PROBLEM DESCRIPTION:
All records below are to be duplicated exactly, with every picture excluded.

[Web page and app entries]
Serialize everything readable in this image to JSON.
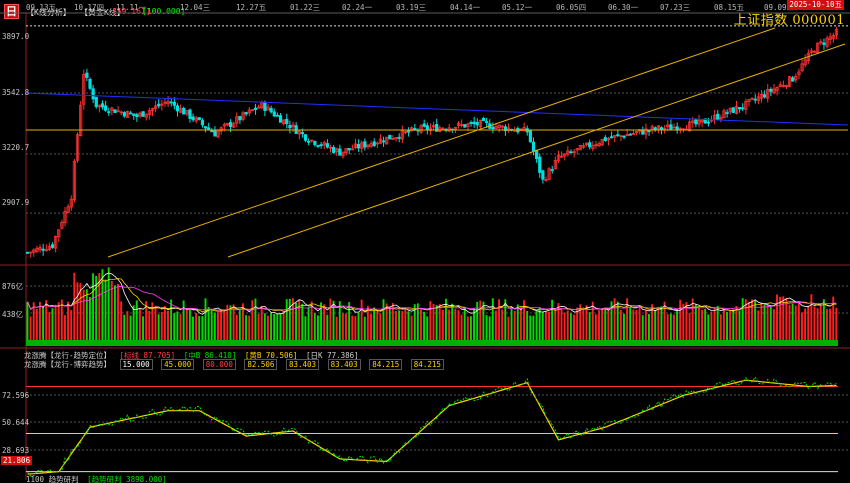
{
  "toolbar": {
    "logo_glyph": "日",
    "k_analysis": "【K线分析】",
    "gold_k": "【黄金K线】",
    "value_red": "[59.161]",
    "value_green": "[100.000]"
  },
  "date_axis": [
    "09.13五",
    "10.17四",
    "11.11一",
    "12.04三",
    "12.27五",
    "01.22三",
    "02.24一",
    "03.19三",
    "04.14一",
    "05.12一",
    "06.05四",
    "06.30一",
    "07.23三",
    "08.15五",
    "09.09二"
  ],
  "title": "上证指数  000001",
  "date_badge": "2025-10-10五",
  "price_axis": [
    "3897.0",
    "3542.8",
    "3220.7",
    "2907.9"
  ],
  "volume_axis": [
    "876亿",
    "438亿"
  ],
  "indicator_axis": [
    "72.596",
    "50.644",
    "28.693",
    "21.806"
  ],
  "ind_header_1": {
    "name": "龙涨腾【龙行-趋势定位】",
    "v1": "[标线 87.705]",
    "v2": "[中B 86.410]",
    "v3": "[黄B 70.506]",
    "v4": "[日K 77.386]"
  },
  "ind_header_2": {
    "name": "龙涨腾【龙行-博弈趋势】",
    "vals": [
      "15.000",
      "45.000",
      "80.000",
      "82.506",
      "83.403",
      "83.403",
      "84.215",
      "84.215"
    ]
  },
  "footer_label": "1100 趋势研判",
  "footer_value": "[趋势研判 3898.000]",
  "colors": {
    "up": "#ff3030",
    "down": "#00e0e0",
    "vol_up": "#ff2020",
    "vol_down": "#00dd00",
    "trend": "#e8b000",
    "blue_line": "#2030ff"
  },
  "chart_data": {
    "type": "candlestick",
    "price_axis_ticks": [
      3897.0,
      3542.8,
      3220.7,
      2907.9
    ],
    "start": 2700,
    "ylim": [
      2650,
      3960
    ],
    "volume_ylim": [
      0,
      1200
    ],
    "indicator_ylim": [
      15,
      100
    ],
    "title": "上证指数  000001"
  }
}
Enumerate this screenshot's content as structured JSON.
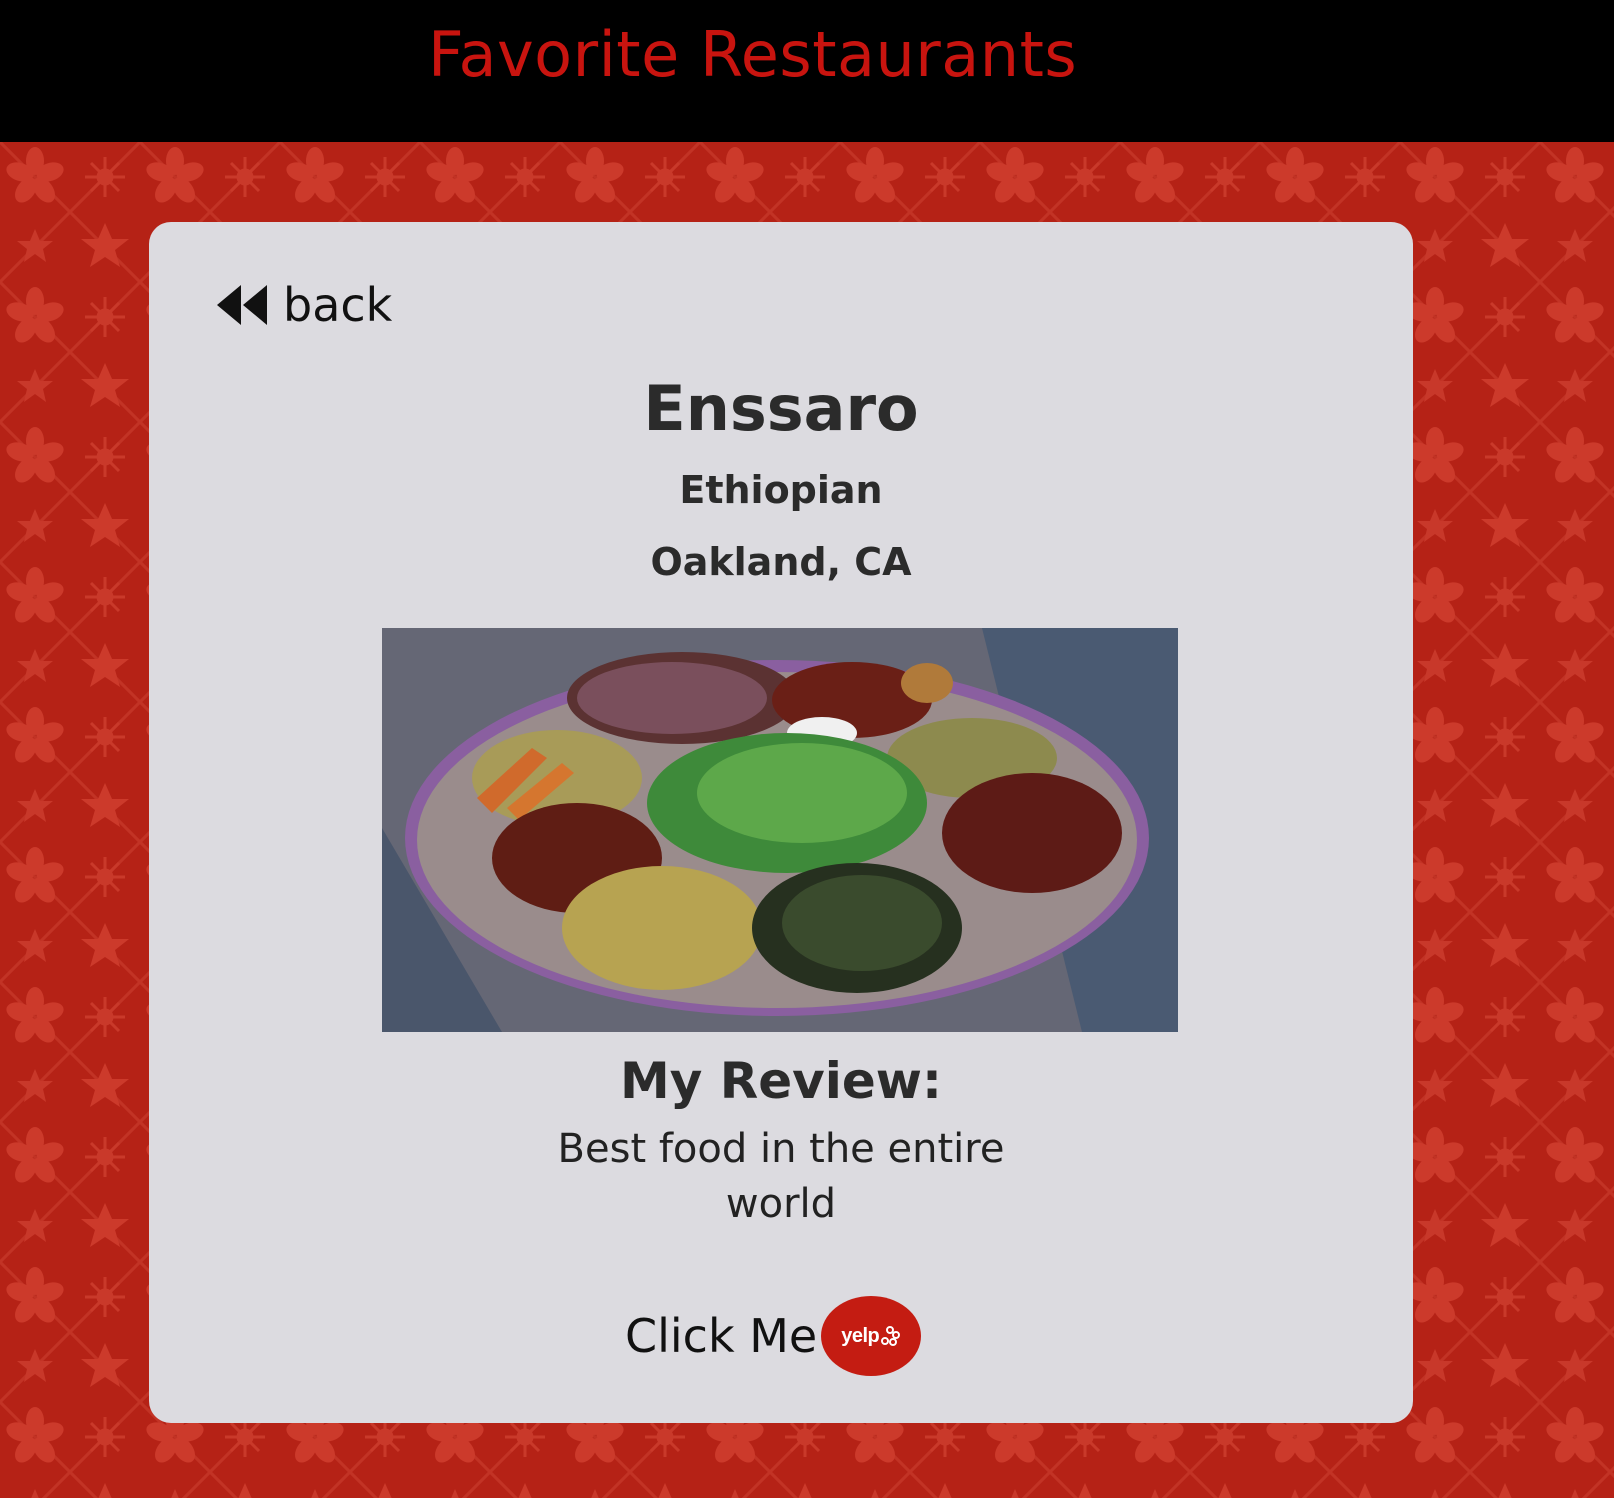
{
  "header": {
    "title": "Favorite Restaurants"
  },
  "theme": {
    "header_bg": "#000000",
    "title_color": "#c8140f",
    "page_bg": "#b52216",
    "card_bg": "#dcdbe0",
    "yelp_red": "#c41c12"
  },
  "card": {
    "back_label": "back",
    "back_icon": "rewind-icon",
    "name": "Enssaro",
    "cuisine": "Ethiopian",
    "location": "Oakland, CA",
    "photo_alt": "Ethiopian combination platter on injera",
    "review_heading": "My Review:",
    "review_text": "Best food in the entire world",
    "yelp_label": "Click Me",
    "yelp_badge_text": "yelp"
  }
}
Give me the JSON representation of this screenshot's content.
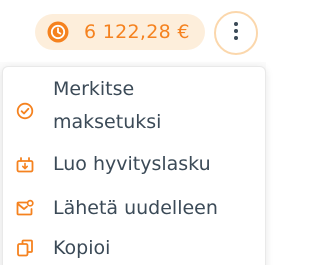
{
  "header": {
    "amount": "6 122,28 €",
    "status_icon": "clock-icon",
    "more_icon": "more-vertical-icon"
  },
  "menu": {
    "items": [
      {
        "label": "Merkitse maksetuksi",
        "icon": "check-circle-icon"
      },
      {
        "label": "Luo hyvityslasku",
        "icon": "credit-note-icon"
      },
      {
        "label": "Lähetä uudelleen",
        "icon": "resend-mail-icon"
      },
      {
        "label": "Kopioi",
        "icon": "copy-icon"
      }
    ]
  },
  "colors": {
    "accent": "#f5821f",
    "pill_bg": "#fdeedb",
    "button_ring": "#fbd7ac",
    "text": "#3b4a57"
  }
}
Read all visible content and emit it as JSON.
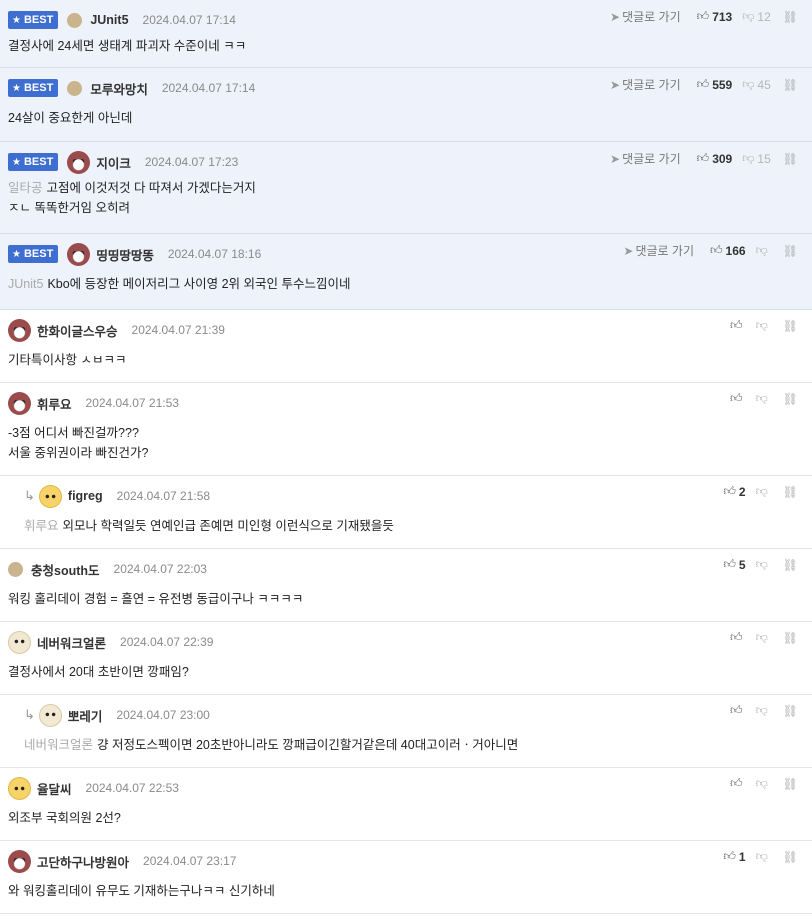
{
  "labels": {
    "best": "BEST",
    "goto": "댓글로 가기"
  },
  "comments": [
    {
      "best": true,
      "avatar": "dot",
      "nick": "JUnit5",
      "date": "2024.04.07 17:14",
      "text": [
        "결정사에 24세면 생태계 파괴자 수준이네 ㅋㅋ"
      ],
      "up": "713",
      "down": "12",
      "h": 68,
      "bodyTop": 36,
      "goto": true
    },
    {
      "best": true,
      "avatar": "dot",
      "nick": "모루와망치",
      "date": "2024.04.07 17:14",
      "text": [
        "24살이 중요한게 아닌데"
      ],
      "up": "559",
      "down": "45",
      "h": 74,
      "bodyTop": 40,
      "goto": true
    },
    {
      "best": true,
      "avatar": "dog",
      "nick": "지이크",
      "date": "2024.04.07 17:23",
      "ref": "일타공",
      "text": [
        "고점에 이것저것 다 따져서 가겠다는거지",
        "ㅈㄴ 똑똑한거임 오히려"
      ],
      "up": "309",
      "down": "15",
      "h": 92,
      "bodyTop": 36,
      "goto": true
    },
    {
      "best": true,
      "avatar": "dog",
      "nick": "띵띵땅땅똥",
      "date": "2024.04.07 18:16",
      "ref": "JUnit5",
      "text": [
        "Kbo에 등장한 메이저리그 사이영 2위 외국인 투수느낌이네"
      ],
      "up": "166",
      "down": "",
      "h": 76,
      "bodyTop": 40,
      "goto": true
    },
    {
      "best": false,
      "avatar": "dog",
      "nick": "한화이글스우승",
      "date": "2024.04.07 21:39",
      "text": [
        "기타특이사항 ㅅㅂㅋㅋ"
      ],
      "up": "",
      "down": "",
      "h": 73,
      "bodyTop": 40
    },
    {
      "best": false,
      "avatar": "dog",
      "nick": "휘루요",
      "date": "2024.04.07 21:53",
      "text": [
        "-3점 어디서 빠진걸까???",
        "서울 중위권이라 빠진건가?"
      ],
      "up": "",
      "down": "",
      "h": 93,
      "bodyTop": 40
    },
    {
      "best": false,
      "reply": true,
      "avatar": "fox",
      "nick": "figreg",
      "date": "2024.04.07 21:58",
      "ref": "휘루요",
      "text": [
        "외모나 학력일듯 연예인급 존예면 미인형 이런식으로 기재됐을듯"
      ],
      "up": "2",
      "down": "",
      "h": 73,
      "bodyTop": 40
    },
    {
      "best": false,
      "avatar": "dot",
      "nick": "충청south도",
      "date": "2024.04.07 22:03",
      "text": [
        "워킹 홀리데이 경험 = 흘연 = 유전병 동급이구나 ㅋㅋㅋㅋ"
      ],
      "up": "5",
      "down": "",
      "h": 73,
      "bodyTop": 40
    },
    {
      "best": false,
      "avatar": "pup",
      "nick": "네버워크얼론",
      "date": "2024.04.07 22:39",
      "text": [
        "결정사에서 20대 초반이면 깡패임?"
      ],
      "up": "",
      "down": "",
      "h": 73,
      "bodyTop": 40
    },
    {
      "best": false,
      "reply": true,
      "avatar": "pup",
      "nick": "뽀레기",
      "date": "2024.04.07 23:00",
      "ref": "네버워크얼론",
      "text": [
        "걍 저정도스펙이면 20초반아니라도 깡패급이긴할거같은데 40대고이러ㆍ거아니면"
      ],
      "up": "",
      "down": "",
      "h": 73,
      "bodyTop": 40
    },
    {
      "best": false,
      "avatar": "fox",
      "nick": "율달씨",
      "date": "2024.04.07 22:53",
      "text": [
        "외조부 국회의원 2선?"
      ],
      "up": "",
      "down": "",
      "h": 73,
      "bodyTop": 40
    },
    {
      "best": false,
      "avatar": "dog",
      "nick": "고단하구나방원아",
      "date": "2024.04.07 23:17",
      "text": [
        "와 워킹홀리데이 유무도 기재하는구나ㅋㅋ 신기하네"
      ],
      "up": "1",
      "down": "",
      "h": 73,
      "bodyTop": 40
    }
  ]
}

WRITTEN REPLY:
Serialize everything readable in this image to JSON.
{
  "toolbar": {
    "logo_glyph": "日",
    "k_analysis": "【K线分析】",
    "gold_k": "【黄金K线】",
    "value_red": "[59.161]",
    "value_green": "[100.000]"
  },
  "date_axis": [
    "09.13五",
    "10.17四",
    "11.11一",
    "12.04三",
    "12.27五",
    "01.22三",
    "02.24一",
    "03.19三",
    "04.14一",
    "05.12一",
    "06.05四",
    "06.30一",
    "07.23三",
    "08.15五",
    "09.09二"
  ],
  "title": "上证指数  000001",
  "date_badge": "2025-10-10五",
  "price_axis": [
    "3897.0",
    "3542.8",
    "3220.7",
    "2907.9"
  ],
  "volume_axis": [
    "876亿",
    "438亿"
  ],
  "indicator_axis": [
    "72.596",
    "50.644",
    "28.693",
    "21.806"
  ],
  "ind_header_1": {
    "name": "龙涨腾【龙行-趋势定位】",
    "v1": "[标线 87.705]",
    "v2": "[中B 86.410]",
    "v3": "[黄B 70.506]",
    "v4": "[日K 77.386]"
  },
  "ind_header_2": {
    "name": "龙涨腾【龙行-博弈趋势】",
    "vals": [
      "15.000",
      "45.000",
      "80.000",
      "82.506",
      "83.403",
      "83.403",
      "84.215",
      "84.215"
    ]
  },
  "footer_label": "1100 趋势研判",
  "footer_value": "[趋势研判 3898.000]",
  "colors": {
    "up": "#ff3030",
    "down": "#00e0e0",
    "vol_up": "#ff2020",
    "vol_down": "#00dd00",
    "trend": "#e8b000",
    "blue_line": "#2030ff"
  },
  "chart_data": {
    "type": "candlestick",
    "price_axis_ticks": [
      3897.0,
      3542.8,
      3220.7,
      2907.9
    ],
    "start": 2700,
    "ylim": [
      2650,
      3960
    ],
    "volume_ylim": [
      0,
      1200
    ],
    "indicator_ylim": [
      15,
      100
    ],
    "title": "上证指数  000001"
  }
}
Enumerate this screenshot's content as structured JSON.
{
  "header": {
    "title": "Favorite Restaurants"
  },
  "theme": {
    "header_bg": "#000000",
    "title_color": "#c8140f",
    "page_bg": "#b52216",
    "card_bg": "#dcdbe0",
    "yelp_red": "#c41c12"
  },
  "card": {
    "back_label": "back",
    "back_icon": "rewind-icon",
    "name": "Enssaro",
    "cuisine": "Ethiopian",
    "location": "Oakland, CA",
    "photo_alt": "Ethiopian combination platter on injera",
    "review_heading": "My Review:",
    "review_text": "Best food in the entire world",
    "yelp_label": "Click Me",
    "yelp_badge_text": "yelp"
  }
}
Give me the JSON representation of this screenshot's content.
{
  "header": {
    "amount": "6 122,28 €",
    "status_icon": "clock-icon",
    "more_icon": "more-vertical-icon"
  },
  "menu": {
    "items": [
      {
        "label": "Merkitse maksetuksi",
        "icon": "check-circle-icon"
      },
      {
        "label": "Luo hyvityslasku",
        "icon": "credit-note-icon"
      },
      {
        "label": "Lähetä uudelleen",
        "icon": "resend-mail-icon"
      },
      {
        "label": "Kopioi",
        "icon": "copy-icon"
      }
    ]
  },
  "colors": {
    "accent": "#f5821f",
    "pill_bg": "#fdeedb",
    "button_ring": "#fbd7ac",
    "text": "#3b4a57"
  }
}
Read all visible content and emit it as JSON.
{
  "labels": {
    "best": "BEST",
    "goto": "댓글로 가기"
  },
  "comments": [
    {
      "best": true,
      "avatar": "dot",
      "nick": "JUnit5",
      "date": "2024.04.07 17:14",
      "text": [
        "결정사에 24세면 생태계 파괴자 수준이네 ㅋㅋ"
      ],
      "up": "713",
      "down": "12",
      "h": 68,
      "bodyTop": 36,
      "goto": true
    },
    {
      "best": true,
      "avatar": "dot",
      "nick": "모루와망치",
      "date": "2024.04.07 17:14",
      "text": [
        "24살이 중요한게 아닌데"
      ],
      "up": "559",
      "down": "45",
      "h": 74,
      "bodyTop": 40,
      "goto": true
    },
    {
      "best": true,
      "avatar": "dog",
      "nick": "지이크",
      "date": "2024.04.07 17:23",
      "ref": "일타공",
      "text": [
        "고점에 이것저것 다 따져서 가겠다는거지",
        "ㅈㄴ 똑똑한거임 오히려"
      ],
      "up": "309",
      "down": "15",
      "h": 92,
      "bodyTop": 36,
      "goto": true
    },
    {
      "best": true,
      "avatar": "dog",
      "nick": "띵띵땅땅똥",
      "date": "2024.04.07 18:16",
      "ref": "JUnit5",
      "text": [
        "Kbo에 등장한 메이저리그 사이영 2위 외국인 투수느낌이네"
      ],
      "up": "166",
      "down": "",
      "h": 76,
      "bodyTop": 40,
      "goto": true
    },
    {
      "best": false,
      "avatar": "dog",
      "nick": "한화이글스우승",
      "date": "2024.04.07 21:39",
      "text": [
        "기타특이사항 ㅅㅂㅋㅋ"
      ],
      "up": "",
      "down": "",
      "h": 73,
      "bodyTop": 40
    },
    {
      "best": false,
      "avatar": "dog",
      "nick": "휘루요",
      "date": "2024.04.07 21:53",
      "text": [
        "-3점 어디서 빠진걸까???",
        "서울 중위권이라 빠진건가?"
      ],
      "up": "",
      "down": "",
      "h": 93,
      "bodyTop": 40
    },
    {
      "best": false,
      "reply": true,
      "avatar": "fox",
      "nick": "figreg",
      "date": "2024.04.07 21:58",
      "ref": "휘루요",
      "text": [
        "외모나 학력일듯 연예인급 존예면 미인형 이런식으로 기재됐을듯"
      ],
      "up": "2",
      "down": "",
      "h": 73,
      "bodyTop": 40
    },
    {
      "best": false,
      "avatar": "dot",
      "nick": "충청south도",
      "date": "2024.04.07 22:03",
      "text": [
        "워킹 홀리데이 경험 = 흘연 = 유전병 동급이구나 ㅋㅋㅋㅋ"
      ],
      "up": "5",
      "down": "",
      "h": 73,
      "bodyTop": 40
    },
    {
      "best": false,
      "avatar": "pup",
      "nick": "네버워크얼론",
      "date": "2024.04.07 22:39",
      "text": [
        "결정사에서 20대 초반이면 깡패임?"
      ],
      "up": "",
      "down": "",
      "h": 73,
      "bodyTop": 40
    },
    {
      "best": false,
      "reply": true,
      "avatar": "pup",
      "nick": "뽀레기",
      "date": "2024.04.07 23:00",
      "ref": "네버워크얼론",
      "text": [
        "걍 저정도스펙이면 20초반아니라도 깡패급이긴할거같은데 40대고이러ㆍ거아니면"
      ],
      "up": "",
      "down": "",
      "h": 73,
      "bodyTop": 40
    },
    {
      "best": false,
      "avatar": "fox",
      "nick": "율달씨",
      "date": "2024.04.07 22:53",
      "text": [
        "외조부 국회의원 2선?"
      ],
      "up": "",
      "down": "",
      "h": 73,
      "bodyTop": 40
    },
    {
      "best": false,
      "avatar": "dog",
      "nick": "고단하구나방원아",
      "date": "2024.04.07 23:17",
      "text": [
        "와 워킹홀리데이 유무도 기재하는구나ㅋㅋ 신기하네"
      ],
      "up": "1",
      "down": "",
      "h": 73,
      "bodyTop": 40
    }
  ]
}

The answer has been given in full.